Recently, I wanted to read something other than crime fiction, but chose The Warrior’s Princess by Barbara Erskine, which just happens to include a couple of rapes, kidnappings and a murder. However, it’s really a time-slip book, switching between the present day and the first century AD in Rome and Britannia, a mix of historical fiction, fantasy and romance.

It starts dramatically as teacher, Jess is raped in her flat. She has only vague memories of her attacker. She then resigns from teaching and flees to her sister’s house in Wales, which is haunted by a young girl. She becomes interested in discovering more about the girl and her sister, Eigon, the daughters of Caratacus, the king of the Catuvellauni tribe who led the British in their fight against the Romans. He was captured and taken as a prisoner to Rome, together wife his wife and daughter. Actually she becomes obsessed to the point of absurdity, regardless of her own safety, so much so that the past and the present merge in her mind. She travels to Rome to continue her research into Eigon’s life.

There was much I enjoyed in this book – the suspense as Jess gradually begins to remember who her attacker was and the danger she finds herself in both in Wales and Rome were initially gripping.  I also liked the historical references, such as the persecutions of the Christians by Nero, and the Roman and Welsh locations. I remember walking around the Roman Forum imagining what it must have been like so I could identify the picture of ancient Rome that Jess is able to construct.

However, I thought it was too drawn out, and would have been better if the plotting had been tighter. I was also sceptical about the way Jess and Eigon “communicated” through Jess’s dreams and trances. It seemed an artificial way of telling the story. The mix of supernatural and historical however, was quite intriguing even though I had to suspend my disbelief a little too much for my liking and there were too many coincidences and contrivances.
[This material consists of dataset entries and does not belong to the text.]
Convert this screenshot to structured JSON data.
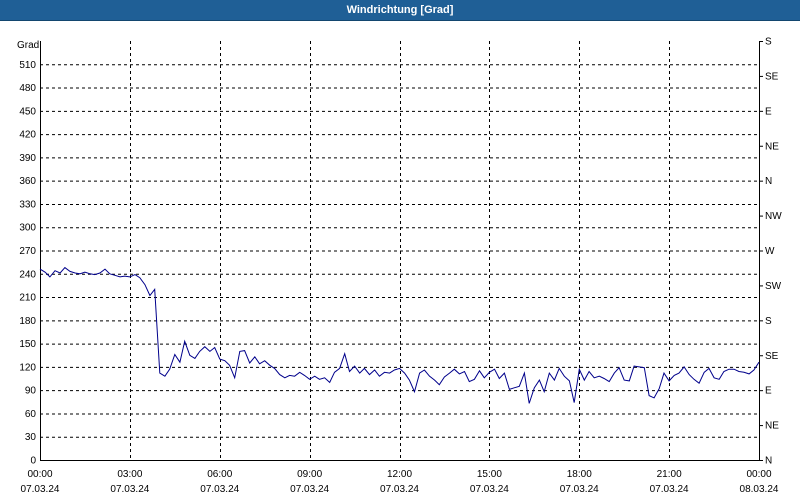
{
  "window": {
    "title": "Windrichtung [Grad]"
  },
  "colors": {
    "line": "#00008b",
    "grid": "#000000",
    "titlebar": "#1f5f96"
  },
  "chart_data": {
    "type": "line",
    "title": "Windrichtung [Grad]",
    "ylabel": "Grad",
    "ylim": [
      0,
      540
    ],
    "y_ticks": [
      0,
      30,
      60,
      90,
      120,
      150,
      180,
      210,
      240,
      270,
      300,
      330,
      360,
      390,
      420,
      450,
      480,
      510
    ],
    "y2_ticks": [
      {
        "value": 0,
        "label": "N"
      },
      {
        "value": 45,
        "label": "NE"
      },
      {
        "value": 90,
        "label": "E"
      },
      {
        "value": 135,
        "label": "SE"
      },
      {
        "value": 180,
        "label": "S"
      },
      {
        "value": 225,
        "label": "SW"
      },
      {
        "value": 270,
        "label": "W"
      },
      {
        "value": 315,
        "label": "NW"
      },
      {
        "value": 360,
        "label": "N"
      },
      {
        "value": 405,
        "label": "NE"
      },
      {
        "value": 450,
        "label": "E"
      },
      {
        "value": 495,
        "label": "SE"
      },
      {
        "value": 540,
        "label": "S"
      }
    ],
    "xlim": [
      0,
      24
    ],
    "x_ticks": [
      {
        "value": 0,
        "time": "00:00",
        "date": "07.03.24"
      },
      {
        "value": 3,
        "time": "03:00",
        "date": "07.03.24"
      },
      {
        "value": 6,
        "time": "06:00",
        "date": "07.03.24"
      },
      {
        "value": 9,
        "time": "09:00",
        "date": "07.03.24"
      },
      {
        "value": 12,
        "time": "12:00",
        "date": "07.03.24"
      },
      {
        "value": 15,
        "time": "15:00",
        "date": "07.03.24"
      },
      {
        "value": 18,
        "time": "18:00",
        "date": "07.03.24"
      },
      {
        "value": 21,
        "time": "21:00",
        "date": "07.03.24"
      },
      {
        "value": 24,
        "time": "00:00",
        "date": "08.03.24"
      }
    ],
    "grid": true,
    "legend": "none",
    "series": [
      {
        "x": [
          0,
          0.17,
          0.33,
          0.5,
          0.67,
          0.83,
          1,
          1.17,
          1.33,
          1.5,
          1.67,
          1.83,
          2,
          2.17,
          2.33,
          2.5,
          2.67,
          2.83,
          3,
          3.17,
          3.33,
          3.5,
          3.67,
          3.83,
          4,
          4.17,
          4.33,
          4.5,
          4.67,
          4.83,
          5,
          5.17,
          5.33,
          5.5,
          5.67,
          5.83,
          6,
          6.17,
          6.33,
          6.5,
          6.67,
          6.83,
          7,
          7.17,
          7.33,
          7.5,
          7.67,
          7.83,
          8,
          8.17,
          8.33,
          8.5,
          8.67,
          8.83,
          9,
          9.17,
          9.33,
          9.5,
          9.67,
          9.83,
          10,
          10.17,
          10.33,
          10.5,
          10.67,
          10.83,
          11,
          11.17,
          11.33,
          11.5,
          11.67,
          11.83,
          12,
          12.17,
          12.33,
          12.5,
          12.67,
          12.83,
          13,
          13.17,
          13.33,
          13.5,
          13.67,
          13.83,
          14,
          14.17,
          14.33,
          14.5,
          14.67,
          14.83,
          15,
          15.17,
          15.33,
          15.5,
          15.67,
          15.83,
          16,
          16.17,
          16.33,
          16.5,
          16.67,
          16.83,
          17,
          17.17,
          17.33,
          17.5,
          17.67,
          17.83,
          18,
          18.17,
          18.33,
          18.5,
          18.67,
          18.83,
          19,
          19.17,
          19.33,
          19.5,
          19.67,
          19.83,
          20,
          20.17,
          20.33,
          20.5,
          20.67,
          20.83,
          21,
          21.17,
          21.33,
          21.5,
          21.67,
          21.83,
          22,
          22.17,
          22.33,
          22.5,
          22.67,
          22.83,
          23,
          23.17,
          23.33,
          23.5,
          23.67,
          23.83,
          24
        ],
        "values": [
          246,
          242,
          236,
          244,
          241,
          248,
          243,
          241,
          240,
          242,
          240,
          239,
          241,
          246,
          240,
          238,
          236,
          237,
          236,
          239,
          235,
          226,
          212,
          220,
          112,
          108,
          117,
          136,
          126,
          153,
          135,
          131,
          140,
          146,
          140,
          145,
          130,
          128,
          122,
          106,
          140,
          141,
          125,
          133,
          124,
          128,
          122,
          118,
          110,
          106,
          109,
          108,
          113,
          109,
          104,
          108,
          104,
          106,
          100,
          113,
          118,
          137,
          114,
          121,
          112,
          118,
          110,
          116,
          108,
          113,
          112,
          116,
          118,
          112,
          103,
          88,
          112,
          116,
          108,
          103,
          97,
          107,
          112,
          117,
          111,
          114,
          101,
          104,
          115,
          106,
          113,
          117,
          105,
          112,
          91,
          93,
          95,
          112,
          73,
          93,
          103,
          88,
          112,
          103,
          118,
          108,
          102,
          74,
          117,
          103,
          114,
          106,
          108,
          105,
          101,
          112,
          119,
          103,
          102,
          121,
          120,
          119,
          83,
          80,
          92,
          112,
          102,
          109,
          112,
          120,
          110,
          104,
          99,
          113,
          118,
          106,
          104,
          114,
          117,
          117,
          114,
          113,
          111,
          116,
          126
        ]
      }
    ]
  }
}
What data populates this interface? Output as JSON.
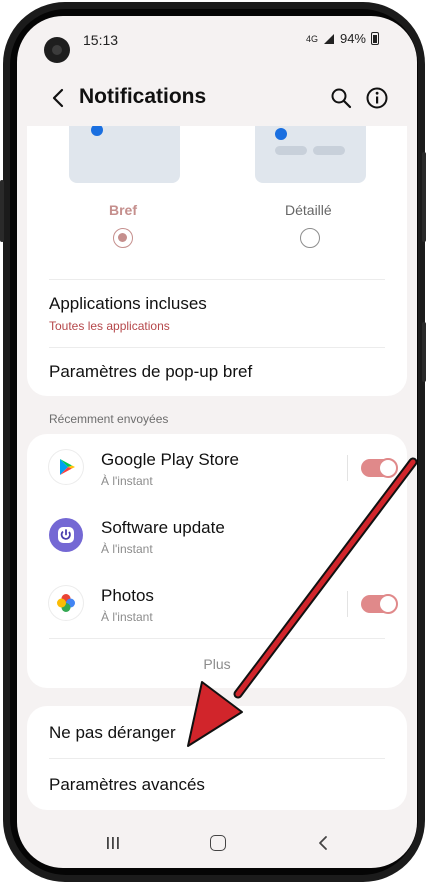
{
  "status_bar": {
    "time": "15:13",
    "network": "4G",
    "battery": "94%"
  },
  "header": {
    "title": "Notifications"
  },
  "popup_style": {
    "options": [
      {
        "label": "Bref",
        "selected": true
      },
      {
        "label": "Détaillé",
        "selected": false
      }
    ],
    "selected_color": "#c58f8d"
  },
  "settings": {
    "included_apps": {
      "title": "Applications incluses",
      "subtitle": "Toutes les applications"
    },
    "brief_popup": {
      "title": "Paramètres de pop-up bref"
    }
  },
  "recent": {
    "section_label": "Récemment envoyées",
    "apps": [
      {
        "name": "Google Play Store",
        "time": "À l'instant",
        "icon": "google-play-icon",
        "has_toggle": true,
        "enabled": true
      },
      {
        "name": "Software update",
        "time": "À l'instant",
        "icon": "software-update-icon",
        "has_toggle": false
      },
      {
        "name": "Photos",
        "time": "À l'instant",
        "icon": "google-photos-icon",
        "has_toggle": true,
        "enabled": true
      }
    ],
    "more_label": "Plus"
  },
  "bottom": {
    "dnd": "Ne pas déranger",
    "advanced": "Paramètres avancés"
  },
  "colors": {
    "accent": "#e0898a",
    "subtitle_red": "#b5474a",
    "arrow": "#d1252b"
  }
}
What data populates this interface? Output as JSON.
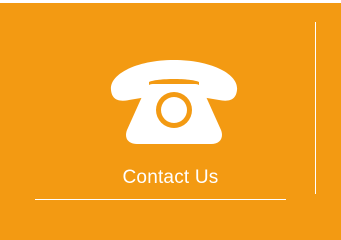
{
  "contact_tile": {
    "label": "Contact Us",
    "icon": "phone-icon",
    "background_color": "#f39a12",
    "foreground_color": "#ffffff"
  }
}
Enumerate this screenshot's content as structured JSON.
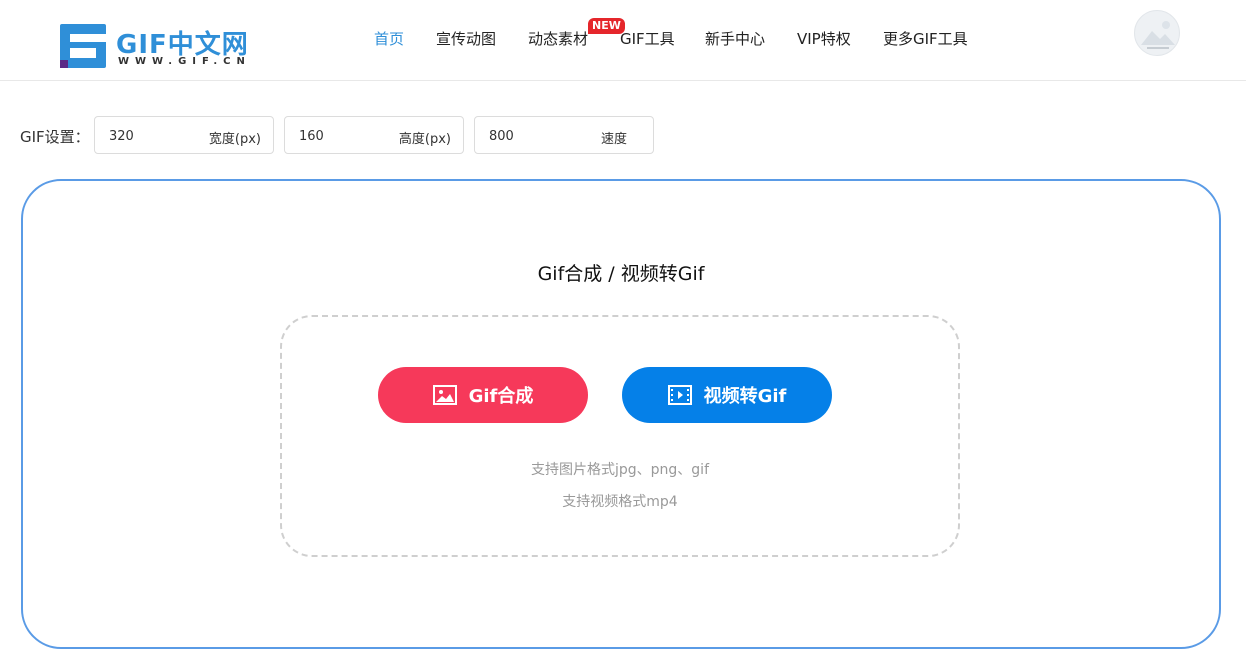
{
  "header": {
    "logo": {
      "title": "GIF中文网",
      "subtitle": "WWW.GIF.CN"
    },
    "nav": [
      {
        "label": "首页",
        "active": true
      },
      {
        "label": "宣传动图",
        "active": false
      },
      {
        "label": "动态素材",
        "active": false,
        "badge": "NEW"
      },
      {
        "label": "GIF工具",
        "active": false
      },
      {
        "label": "新手中心",
        "active": false
      },
      {
        "label": "VIP特权",
        "active": false
      },
      {
        "label": "更多GIF工具",
        "active": false
      }
    ],
    "avatar_icon": "avatar-placeholder-icon"
  },
  "settings": {
    "label": "GIF设置：",
    "width": {
      "value": "320",
      "unit": "宽度(px)"
    },
    "height": {
      "value": "160",
      "unit": "高度(px)"
    },
    "speed": {
      "value": "800",
      "unit": "速度"
    }
  },
  "main": {
    "title": "Gif合成 / 视频转Gif",
    "gif_button": {
      "label": "Gif合成",
      "icon": "image-icon"
    },
    "video_button": {
      "label": "视频转Gif",
      "icon": "film-icon"
    },
    "hint_image": "支持图片格式jpg、png、gif",
    "hint_video": "支持视频格式mp4"
  },
  "colors": {
    "accent": "#2f8fd8",
    "gif_button": "#f6395a",
    "video_button": "#0580e8",
    "card_border": "#5a9be6",
    "badge": "#e5262b"
  }
}
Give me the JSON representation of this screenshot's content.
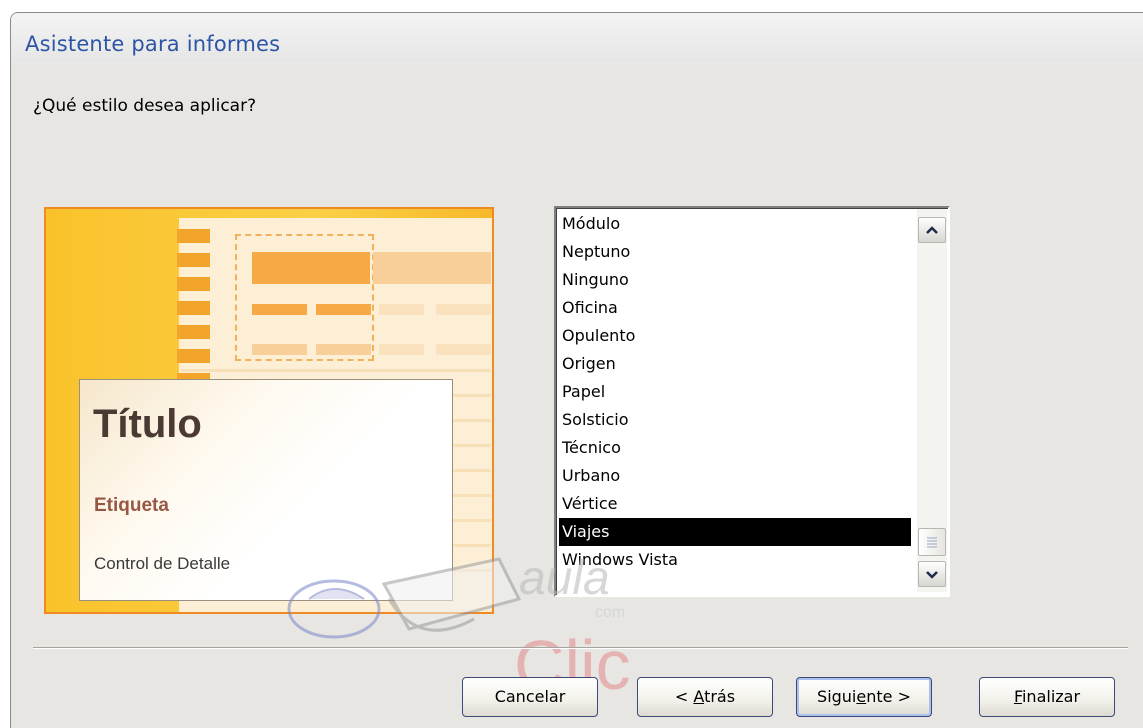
{
  "window": {
    "title": "Asistente para informes"
  },
  "prompt": {
    "question": "¿Qué estilo desea aplicar?"
  },
  "preview": {
    "title": "Título",
    "label": "Etiqueta",
    "detail": "Control de Detalle"
  },
  "styles_list": {
    "items": [
      "Módulo",
      "Neptuno",
      "Ninguno",
      "Oficina",
      "Opulento",
      "Origen",
      "Papel",
      "Solsticio",
      "Técnico",
      "Urbano",
      "Vértice",
      "Viajes",
      "Windows Vista"
    ],
    "selected": "Viajes",
    "scroll_up_icon": "chevron-up-icon",
    "scroll_down_icon": "chevron-down-icon"
  },
  "buttons": {
    "cancel": "Cancelar",
    "back_prefix": "< ",
    "back_mnemonic": "A",
    "back_rest": "trás",
    "next_prefix": "Sigui",
    "next_mnemonic": "e",
    "next_rest": "nte >",
    "finish_mnemonic": "F",
    "finish_rest": "inalizar"
  },
  "watermark": {
    "text_top": "aula",
    "text_small": "com",
    "text_bottom": "Clic"
  },
  "colors": {
    "title_blue": "#2c55a6",
    "preview_orange": "#f08a23",
    "selected_bg": "#000000",
    "label_brown": "#985644"
  }
}
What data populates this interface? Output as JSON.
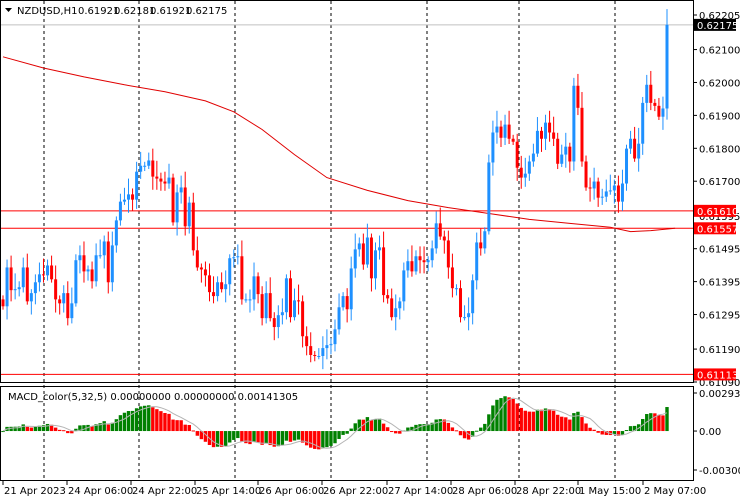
{
  "header": {
    "symbol": "NZDUSD,H1",
    "open": "0.61921",
    "high": "0.62181",
    "low": "0.61921",
    "close": "0.62175"
  },
  "colors": {
    "bull": "#1e90ff",
    "bear": "#ff0000",
    "ma": "#e00000",
    "level": "#ff0000",
    "macd_up": "#008000",
    "macd_down": "#ff0000",
    "signal": "#b4b4b4"
  },
  "chart_data": {
    "type": "candlestick",
    "price_axis": {
      "min": 0.6109,
      "max": 0.62205,
      "ticks": [
        "0.62205",
        "0.62100",
        "0.62000",
        "0.61900",
        "0.61800",
        "0.61700",
        "0.61595",
        "0.61495",
        "0.61395",
        "0.61295",
        "0.61190",
        "0.61090"
      ]
    },
    "current_price": "0.62175",
    "levels": [
      {
        "label": "0.61610",
        "value": 0.6161
      },
      {
        "label": "0.61557",
        "value": 0.61557
      },
      {
        "label": "0.61113",
        "value": 0.61113
      }
    ],
    "first_open": 0.61341,
    "closes": [
      0.6132,
      0.61438,
      0.61369,
      0.61372,
      0.61378,
      0.61438,
      0.61335,
      0.6136,
      0.61393,
      0.61417,
      0.61414,
      0.61444,
      0.61402,
      0.61341,
      0.61329,
      0.6136,
      0.61284,
      0.61329,
      0.6146,
      0.61475,
      0.61426,
      0.61432,
      0.61396,
      0.61475,
      0.61475,
      0.61517,
      0.61393,
      0.61505,
      0.61581,
      0.61638,
      0.61644,
      0.6166,
      0.61644,
      0.61729,
      0.61747,
      0.61747,
      0.61763,
      0.61714,
      0.61708,
      0.61699,
      0.61693,
      0.61711,
      0.61575,
      0.61666,
      0.61681,
      0.61563,
      0.61635,
      0.6149,
      0.61438,
      0.61432,
      0.61414,
      0.61363,
      0.61351,
      0.61393,
      0.61372,
      0.61387,
      0.61466,
      0.61469,
      0.61472,
      0.61341,
      0.61341,
      0.61341,
      0.61411,
      0.61357,
      0.61284,
      0.6136,
      0.61284,
      0.61257,
      0.61293,
      0.61302,
      0.61405,
      0.61287,
      0.61338,
      0.61335,
      0.61229,
      0.61199,
      0.61172,
      0.61169,
      0.61169,
      0.61193,
      0.61202,
      0.61205,
      0.6125,
      0.61317,
      0.61351,
      0.61311,
      0.61435,
      0.61493,
      0.61511,
      0.61447,
      0.61529,
      0.61405,
      0.6149,
      0.61499,
      0.61354,
      0.61344,
      0.61287,
      0.61314,
      0.61335,
      0.61429,
      0.61457,
      0.61426,
      0.61472,
      0.6146,
      0.61454,
      0.6146,
      0.61496,
      0.61572,
      0.61532,
      0.6152,
      0.61438,
      0.61375,
      0.61375,
      0.61287,
      0.61287,
      0.61299,
      0.61399,
      0.61514,
      0.61496,
      0.61548,
      0.61757,
      0.61848,
      0.61866,
      0.61832,
      0.61872,
      0.61829,
      0.6182,
      0.61741,
      0.61711,
      0.61723,
      0.6176,
      0.61784,
      0.61853,
      0.61829,
      0.61878,
      0.61848,
      0.61829,
      0.61753,
      0.61781,
      0.61805,
      0.6176,
      0.6199,
      0.61923,
      0.6176,
      0.61681,
      0.61678,
      0.61699,
      0.6165,
      0.61653,
      0.61669,
      0.61672,
      0.61687,
      0.61638,
      0.61693,
      0.61799,
      0.61829,
      0.61769,
      0.61814,
      0.61938,
      0.61993,
      0.61938,
      0.61929,
      0.61896,
      0.61921,
      0.62175
    ],
    "moving_average_keypoints": [
      [
        0,
        0.62078
      ],
      [
        10,
        0.62044
      ],
      [
        20,
        0.62017
      ],
      [
        30,
        0.61993
      ],
      [
        40,
        0.61972
      ],
      [
        50,
        0.61944
      ],
      [
        57,
        0.61911
      ],
      [
        64,
        0.61857
      ],
      [
        72,
        0.61781
      ],
      [
        80,
        0.61711
      ],
      [
        90,
        0.61672
      ],
      [
        100,
        0.61641
      ],
      [
        110,
        0.6162
      ],
      [
        120,
        0.61602
      ],
      [
        130,
        0.61584
      ],
      [
        140,
        0.61572
      ],
      [
        150,
        0.6156
      ],
      [
        155,
        0.61547
      ],
      [
        160,
        0.6155
      ],
      [
        166,
        0.61557
      ]
    ],
    "time_labels": [
      "21 Apr 2023",
      "24 Apr 06:00",
      "24 Apr 22:00",
      "25 Apr 14:00",
      "26 Apr 06:00",
      "26 Apr 22:00",
      "27 Apr 14:00",
      "28 Apr 06:00",
      "28 Apr 22:00",
      "1 May 15:00",
      "2 May 07:00"
    ],
    "macd": {
      "title": "MACD_color(5,32,5) 0.00000000 0.00000000 0.00141305",
      "params": [
        5,
        32,
        5
      ],
      "axis": {
        "max": 0.0029368,
        "min": -0.003007,
        "ticks": [
          "0.0029368",
          "0.00",
          "-0.003007"
        ]
      }
    }
  }
}
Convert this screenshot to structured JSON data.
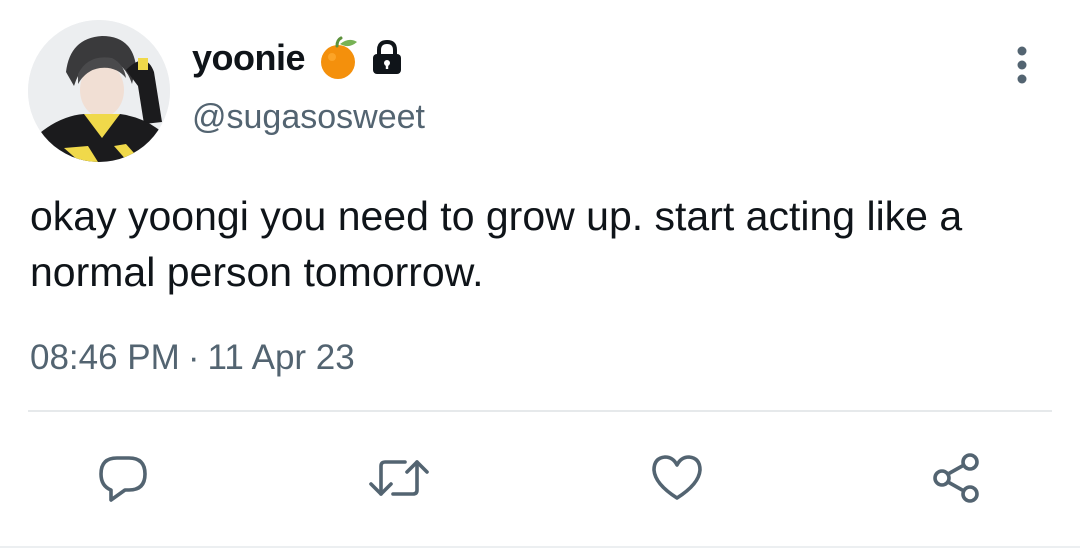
{
  "author": {
    "display_name": "yoonie",
    "name_emoji": "tangerine-emoji",
    "lock_icon": "lock-icon",
    "handle": "@sugasosweet"
  },
  "tweet": {
    "text": "okay yoongi you need to grow up. start acting like a normal person tomorrow.",
    "time": "08:46 PM",
    "separator": "·",
    "date": "11 Apr 23"
  },
  "actions": [
    {
      "icon": "reply-icon"
    },
    {
      "icon": "retweet-icon"
    },
    {
      "icon": "like-icon"
    },
    {
      "icon": "share-icon"
    }
  ],
  "colors": {
    "text": "#0f1419",
    "secondary": "#536471",
    "divider": "#e6e9eb",
    "emoji_orange": "#f4900c",
    "emoji_leaf": "#5c913b"
  }
}
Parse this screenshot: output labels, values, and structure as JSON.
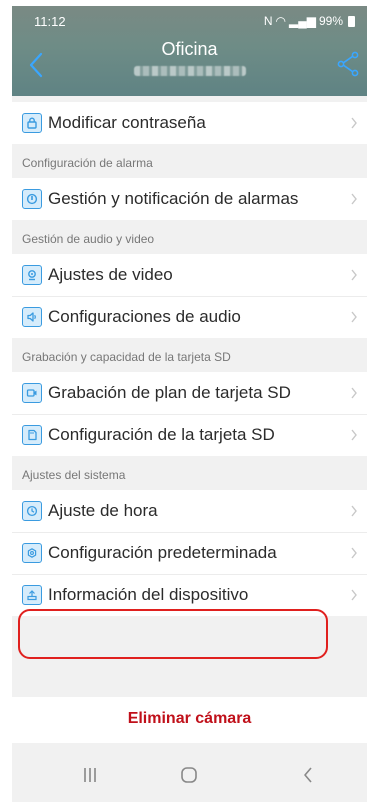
{
  "status_bar": {
    "time": "11:12",
    "battery": "99%",
    "icons": [
      "nfc-icon",
      "wifi-icon",
      "signal-icon",
      "battery-icon"
    ]
  },
  "header": {
    "title": "Oficina",
    "back_icon": "chevron-left-icon",
    "share_icon": "share-icon"
  },
  "items": {
    "modify_password": "Modificar contraseña",
    "alarm_management": "Gestión y notificación de alarmas",
    "video_settings": "Ajustes de video",
    "audio_settings": "Configuraciones de audio",
    "sd_recording_plan": "Grabación de plan de tarjeta SD",
    "sd_card_config": "Configuración de la tarjeta SD",
    "time_setting": "Ajuste de hora",
    "default_config": "Configuración predeterminada",
    "device_info": "Información del dispositivo"
  },
  "sections": {
    "alarm": "Configuración de alarma",
    "audio_video": "Gestión de audio y video",
    "sd": "Grabación y capacidad de la tarjeta SD",
    "system": "Ajustes del sistema"
  },
  "delete_camera": "Eliminar cámara",
  "colors": {
    "accent": "#3a9be0",
    "delete": "#c0101a",
    "highlight": "#e0201e",
    "header": "#6e8c86"
  }
}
Although I thought the ending was rushed and kaleidascoped in comparison with the rest of the book, it did hold my attention to the end.